Amazon EKS vs. ECS
While both Amazon EKS and Amazon ECS offer similar integrations with the broader AWS portfolio, each service provides different use cases for organizations looking to manage their containerized applications—and differ in areas such as networking and ease of deployment.
So should you use Amazon EKS or ECS? It truly depends on your organization’s needs. While pricing is relatively similar between the two services, Amazon EKS has a minimal charge per cluster per month, which has the potential to add up quickly. If you’re already running workloads on Kubernetes, Amazon EKS might be familiar territory for your DevOps teams. If you haven’t navigated the world of containers yet, ECS might be the best option. Bottom line—determine your architectural needs and dive deep into each solution’s limitations.
AWS Fargate is a serverless compute engine that provides on-demand, right-sized compute capacity for cloud containers. By reducing the operational overhead of scaling, patching, securing, and managing servers, Fargate allows DevOps to focus on what they care about most—building applications. Fargate works for both Amazon EKS and ECS.
See AWS Fargate Pricing Information
*Other AWS container services to explore: Amazon Elastic Container Registry, AWS Batch
Azure Cloud Container Services
Azure Kubernetes Service
Azure Kubernetes Service (AKS) is a highly available, secure, and fully managed Kubernetes service. With AKS, Azure users can unify their development and operations teams on a single platform to rapidly build, deliver, and scale their containerized applications with confidence. As a fully managed service, AKS reduces the complexity and operational overhead of managing Kubernetes by offloading much of that responsibility to Azure.
For those of you familiar with Microsoft’s Azure Container Service (ACS), ACS was retired as a standalone service on January 31, 2020.
*Other Azure container services to explore: Azure Container Registry, Azure Batch
GCP Cloud Container Services
Google Kubernetes Engine
Google Kubernetes Engine (GKE) provides a managed environment for deploying, managing, and scaling your containerized applications using Google infrastructure.
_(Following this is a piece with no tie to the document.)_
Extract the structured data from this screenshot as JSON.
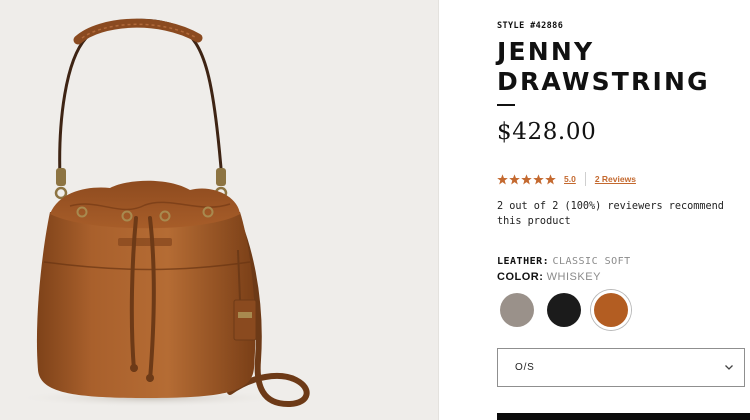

With GKE, your Kubernetes control pane is managed by Google SREs (Site Reliability Engineers), who will monitor your cluster and its computing, networking, and storage resources for you—giving back time for internal engineers to focus on application development.
Google Cloud Run
With Google Cloud Run, develop and deploy highly scalable containerized applications on a fully managed serverless platform. Cloud Run enables users to deploy stateless HTTP containers, which means developers can use the programming language of their choice (‘any language, any library, any binary’), removes the overhead associated with resource provisioning, and pairs with both Docker and GKE.
*Other Google Cloud container services to explore: Google Container Registry
Additional container resources
Moving to containers is a big change for any organization, and success isn’t guaranteed unless challenges around poor visibility, lack of cost and usage accountability, and outdated IT processes are made. Below are a few container resources to help you get started:
Managing Kubernetes costs: While Kubernetes comes with numerous benefits around developer productivity and application delivery, there are still challenges that arise as more and more teams in your organization begin to adopt containers.
We’ve compiled five questions you should be asking to help manage your Kubernetes costs.
Optimizing your container environment: As your organization increases its use of containers, maintaining visibility and governance in such a dynamic environment can be difficult.
Learn how CloudHealth can help you optimize your container environment and start making more strategic decisions around cost allocation and driving accountability.
Tackling six common container challenges: As your teams continue to adopt containers, you’re likely finding that your current development methodology is outdated and unable to adapt. Your developers might be wondering which applications are best suited for containers, while your security team is worried about security vulnerabilities related to third-party container images.
Read this guide to learn how you can tackle six common container challenges.